Drama queens in the garden? And not the movie theater, or on a stage? Absolutely! How else would you describe those stunning plants that stop us dead in our tracks? Those wonderful specimens that either by their stature, form, fragrance, or color immediately grab our attention? Their power is far greater than their companion plants, making us decide that they are a “must have” plant. And this, despite the fact that the garden is already jammed and we have no idea where to put it, no less if it can survive in our particular environment.
In the world of garden design, these queens are indeed necessary. Not for the faint of heart, they bring a garden to life and inject it with a bit of energy. In the right hands, they can transform a ho-hum landscape into something that literally takes your breath away. Wise garden designers plan for a few of these (mostly in mass plantings) throughout the season, since too many impactful plants can create a discordant feel to the garden.

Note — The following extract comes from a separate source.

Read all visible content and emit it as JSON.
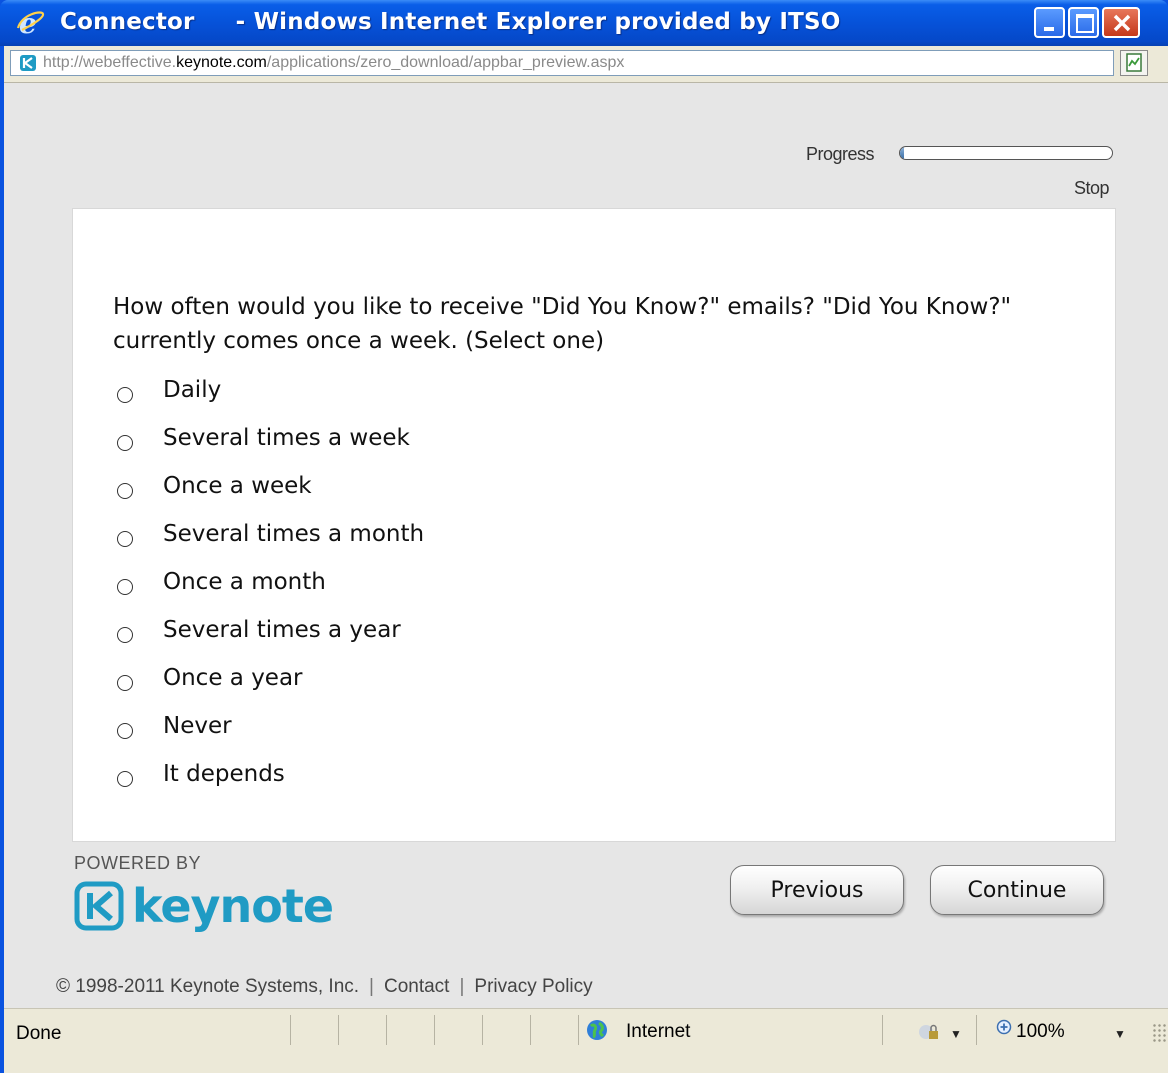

The use of drama queens in gardens can be overdone and as in life, competing queens are not a good thing. You need to choose wisely and ensure that you get the look you want and spread it across the season, not just in June or July. Herewith, a few for your consideration.
Early season attention-getters are the witch hazels (hamamelis) which can bloom as early as February in a mild winter, and star magnolias (Magnolia stellata). Underplant them with hyacinths and tulips – the short ones for early bloom and the tall ones for May - and you have an oasis of color, fragrance and pure delight for nearly 3 months. Fertilize these early blooming stars with an all-purpose plant food after they have finished blooming.

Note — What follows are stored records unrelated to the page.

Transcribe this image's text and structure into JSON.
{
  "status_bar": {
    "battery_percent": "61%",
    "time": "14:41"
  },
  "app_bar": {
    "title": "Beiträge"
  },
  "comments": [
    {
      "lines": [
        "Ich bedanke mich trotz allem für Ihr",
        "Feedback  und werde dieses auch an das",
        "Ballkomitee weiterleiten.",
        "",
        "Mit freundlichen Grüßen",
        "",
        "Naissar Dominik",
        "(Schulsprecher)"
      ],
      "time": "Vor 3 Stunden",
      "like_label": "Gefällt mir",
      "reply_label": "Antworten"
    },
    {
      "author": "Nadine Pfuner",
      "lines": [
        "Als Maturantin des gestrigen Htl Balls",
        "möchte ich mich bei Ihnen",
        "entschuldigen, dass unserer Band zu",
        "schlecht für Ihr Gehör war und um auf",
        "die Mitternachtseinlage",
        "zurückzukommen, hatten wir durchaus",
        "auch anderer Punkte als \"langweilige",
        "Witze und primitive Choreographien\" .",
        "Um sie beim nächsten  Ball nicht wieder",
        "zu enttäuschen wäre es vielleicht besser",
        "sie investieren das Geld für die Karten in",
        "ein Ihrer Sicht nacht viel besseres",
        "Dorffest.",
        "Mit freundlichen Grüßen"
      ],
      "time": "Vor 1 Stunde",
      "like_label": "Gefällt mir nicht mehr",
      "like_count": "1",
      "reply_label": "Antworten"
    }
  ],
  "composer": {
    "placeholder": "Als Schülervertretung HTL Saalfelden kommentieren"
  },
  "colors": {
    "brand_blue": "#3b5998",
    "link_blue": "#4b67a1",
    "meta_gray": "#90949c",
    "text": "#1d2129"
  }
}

A mass planting of peonies for June with deep blue Siberian irises are show stoppers. Alternatively, some really fragrant roses in deep reds and bicolors can give the garden a hefty June boost.
Have you ever seen a well-grown delphinium that you didn’t want to call your own? Their breathtaking color and stature - especially when planted in large groups - can completely astound you. The same can be said about oriental lilies: that heady fragrance coupled with every color except blue make them irresistible. Fertilize these summer beauties in spring as they break dormancy with and all-purpose plant food.

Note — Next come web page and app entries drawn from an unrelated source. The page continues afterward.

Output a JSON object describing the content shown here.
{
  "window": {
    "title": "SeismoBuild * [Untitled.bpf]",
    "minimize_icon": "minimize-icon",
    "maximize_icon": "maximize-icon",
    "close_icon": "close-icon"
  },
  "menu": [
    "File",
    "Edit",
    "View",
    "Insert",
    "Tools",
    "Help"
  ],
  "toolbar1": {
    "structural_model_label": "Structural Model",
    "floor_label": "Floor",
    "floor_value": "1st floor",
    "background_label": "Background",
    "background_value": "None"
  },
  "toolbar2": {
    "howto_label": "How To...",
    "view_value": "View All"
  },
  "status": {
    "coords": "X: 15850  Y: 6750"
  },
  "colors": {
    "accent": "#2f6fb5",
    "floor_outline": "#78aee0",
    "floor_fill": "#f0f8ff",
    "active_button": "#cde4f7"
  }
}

Later in the season, the sight of a deep purple-berried shade tolerant Beautyberry shrub (Callicarpa dichotoma) planted among a group of fragrant summersweet (Clethra alnifolia) will surely demand a lengthy stop. That same shady garden would handle a cluster of Angelica gigas, a deep purple 6 to 8-foot-tall shade tolerant biennial beloved by honeybees. Late Season show stoppers benefit from both an early and mid-summer fertilization with an all-purpose plant food.
If you’ve never seen a hardy hibiscus (Hibiscus moscheutos) in flower in late July and August, be sure to seek one out. The vigor of this perennial is nothing short of amazing, as it breaks dormancy late and then shoots up like a rocket ship. 'Lord Baltimore' is just one example with showy dinnerplate-size deep red flowers ten inches across. Others come in deep rose, swirls and soft pinks, some with deeply dissected russet foliage. Talk about an attention-getter!
An underused perennial you should seek out for a tall deep blue splash of deer-resistant late September color – in shade no less – is monkshood (Aconitum). Again, a group planting will make the best statement and provide your own pleasure as you work in your fall garden.
Start small with these queens if you can control yourself.
By Lorraine Ballato, Garden writer and author